CPT1 and PPARα are two important genes involved in lipid fatty acid β-oxidation [61]. CPT1 is a major regulatory enzyme of fatty acid oxidation. It is located in the outer membrane and catalyzes carnitine-dependent esterification of palmitoyl-CoA to palmitoylcarnitine [18, 29]. PPARα regulates fatty acid β-oxidation by upregulating the expressions of target genes related to peroxisomal and mitochondrial β-oxidation of FAs in the liver [35, 62]. The mRNA level of CPT1 in the MR group was 6.8 times higher than that in the HR group, indicating that more active lipid oxidation occurred when the dietary P/E ratio decreased. This result is in accordance with our previous conclusion that reducing the dietary P/E ratio improved the use of lipid as an energy source and thus saved protein for growth, showing a “protein-sparing” effect [11]. The expression of CPT1 was higher in the fish fed the low-protein diet than that in a high protein diet, suggesting that when dietary protein was insufficient, lipid catabolism supplied the main energy [63]. However, the PPARα expression in the MR group was downregulated compared to the HR group. In mammals, PPARα is normally upregulated by high-lipid diet, but in fish, the relationship between dietary lipid and PPARα expression is even more complicated [37].

Compared to the HR group, most protein-related genes were upregulated in the MR group, such as aspartate aminotransferase1 (AST1), hydroxyproline dehydrogenase (PRODH2), and cysteine dioxygenase 1 (CDO1). AST works in transferring amino group, aspartate, to α-ketone glutaric acid, for the synthesis of glutamic acid and oxaloacetic acid [6467]. High AST activity was found in fish fed high-protein/low-carbohydrate diet and those fed low-energy diet [64]. CDO1 takes part in taurine synthesis, which can participate in various processes such as protein anabolism and catabolism, as well as bile salt binding [67]. However, the functions of many protein metabolism-related genes have not been identified in fish yet, but the MR group showed better protein utilization than the HR group.

5. Conclusion

In conclusion, a low protein/energy ratio diet caused excessive lipid accumulation in the liver of black sea bream, resulting in inhibition of protein metabolism, fatty acid synthesis, and lipoprotein transportation. The moderate protein/energy ratio diet induced higher β oxidation of fatty acids, glycolysis, and protein metabolism than the high protein/energy ratio group, which resulted in protein-sparing effects and was beneficial for protein deposition and fish growth. The transcriptome information in the present study provides a better understanding of fish lipid and protein metabolism.

Data Availability

Derived data supporting this study are available from the corresponding author on reasonable request.

Conflicts of Interest

The authors declare that they have no conflicts of interest.

Authors’ Contributions

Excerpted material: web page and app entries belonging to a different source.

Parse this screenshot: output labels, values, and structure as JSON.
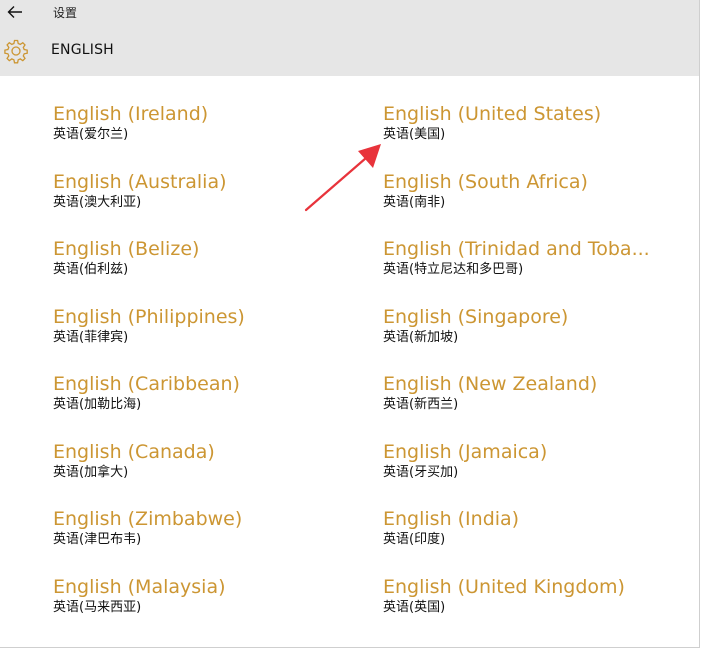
{
  "window": {
    "title": "设置"
  },
  "header": {
    "title": "ENGLISH",
    "icon": "gear-icon"
  },
  "colors": {
    "accent": "#cc9633",
    "chrome": "#e6e6e6",
    "annotation": "#e8333b"
  },
  "languages_left": [
    {
      "name": "English (Ireland)",
      "native": "英语(爱尔兰)"
    },
    {
      "name": "English (Australia)",
      "native": "英语(澳大利亚)"
    },
    {
      "name": "English (Belize)",
      "native": "英语(伯利兹)"
    },
    {
      "name": "English (Philippines)",
      "native": "英语(菲律宾)"
    },
    {
      "name": "English (Caribbean)",
      "native": "英语(加勒比海)"
    },
    {
      "name": "English (Canada)",
      "native": "英语(加拿大)"
    },
    {
      "name": "English (Zimbabwe)",
      "native": "英语(津巴布韦)"
    },
    {
      "name": "English (Malaysia)",
      "native": "英语(马来西亚)"
    }
  ],
  "languages_right": [
    {
      "name": "English (United States)",
      "native": "英语(美国)"
    },
    {
      "name": "English (South Africa)",
      "native": "英语(南非)"
    },
    {
      "name": "English (Trinidad and Toba...",
      "native": "英语(特立尼达和多巴哥)"
    },
    {
      "name": "English (Singapore)",
      "native": "英语(新加坡)"
    },
    {
      "name": "English (New Zealand)",
      "native": "英语(新西兰)"
    },
    {
      "name": "English (Jamaica)",
      "native": "英语(牙买加)"
    },
    {
      "name": "English (India)",
      "native": "英语(印度)"
    },
    {
      "name": "English (United Kingdom)",
      "native": "英语(英国)"
    }
  ]
}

Lei Wang and Qingjun Shao designed this experiment. Gladstone Sagada, Bin Wang, Bingying Xu, and Lu Zhen provided help during the feeding trial, sampling, and data analysis. Lei Wang wrote this manuscript under the supervision of Yunzhi Yan. Gladstone Sagada helped revise it. All authors read and approved the final manuscript.

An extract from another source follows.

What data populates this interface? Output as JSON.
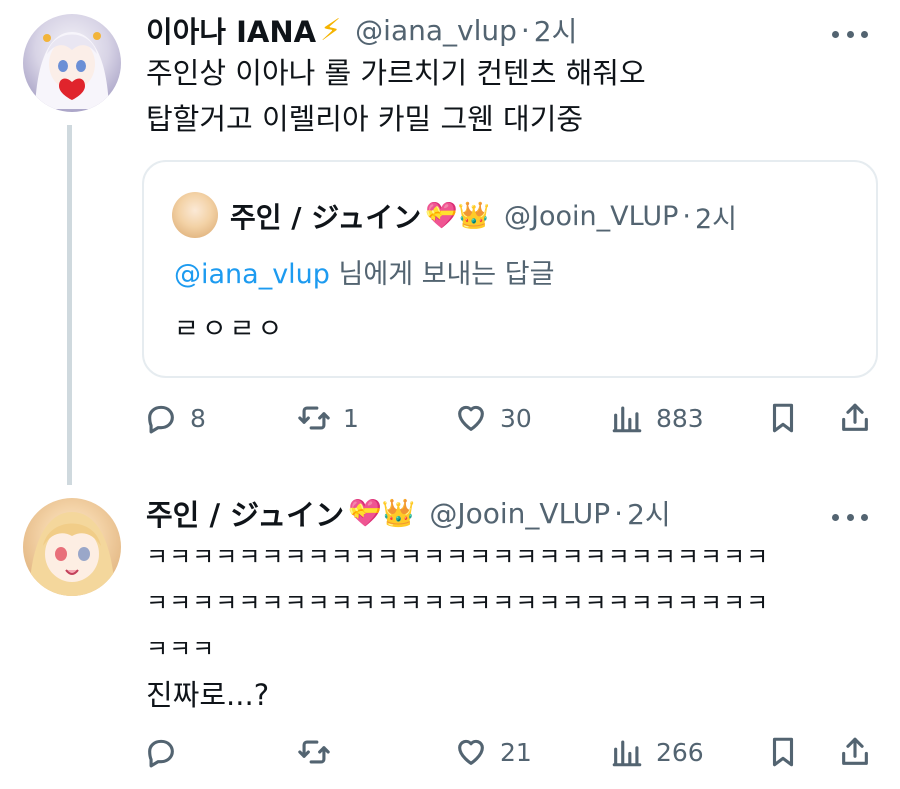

This work was funded by the Ministry of Science and Technology of the People’s Republic of China (Project No. 2020YFD0900801) and the Natural Science Foundation of Anhui Province Universities (Project No. KJ2021A0105).

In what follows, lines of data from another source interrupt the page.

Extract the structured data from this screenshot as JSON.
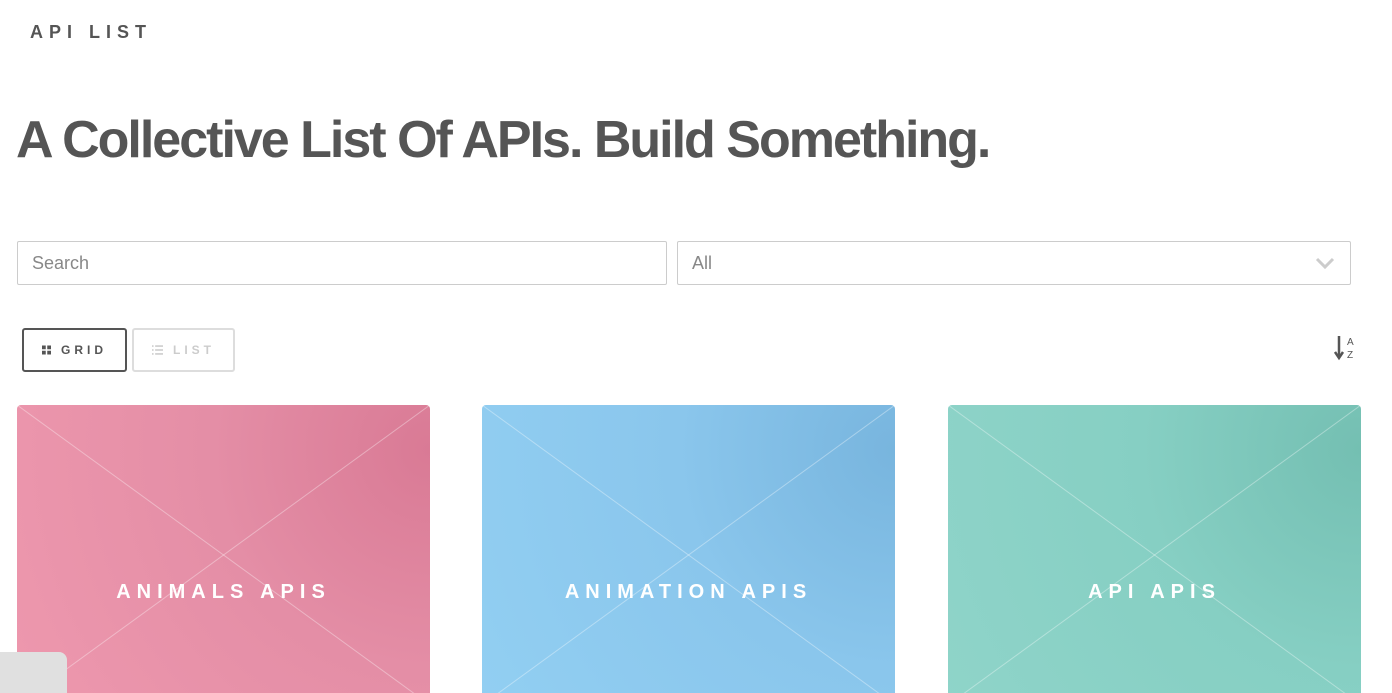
{
  "header": {
    "brand": "API LIST"
  },
  "hero": {
    "title": "A Collective List Of APIs. Build Something."
  },
  "search": {
    "placeholder": "Search",
    "value": ""
  },
  "category_select": {
    "selected": "All"
  },
  "view_toggle": {
    "grid_label": "GRID",
    "list_label": "LIST",
    "active": "grid"
  },
  "sort": {
    "icon": "sort-alpha-icon"
  },
  "cards": [
    {
      "label": "ANIMALS APIS",
      "color": "#e48ea6"
    },
    {
      "label": "ANIMATION APIS",
      "color": "#8ac6ec"
    },
    {
      "label": "API APIS",
      "color": "#86cfc3"
    }
  ]
}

Supplementary Materials

Table S1: the primer sequences for q-PCR verification. (Supplementary Materials)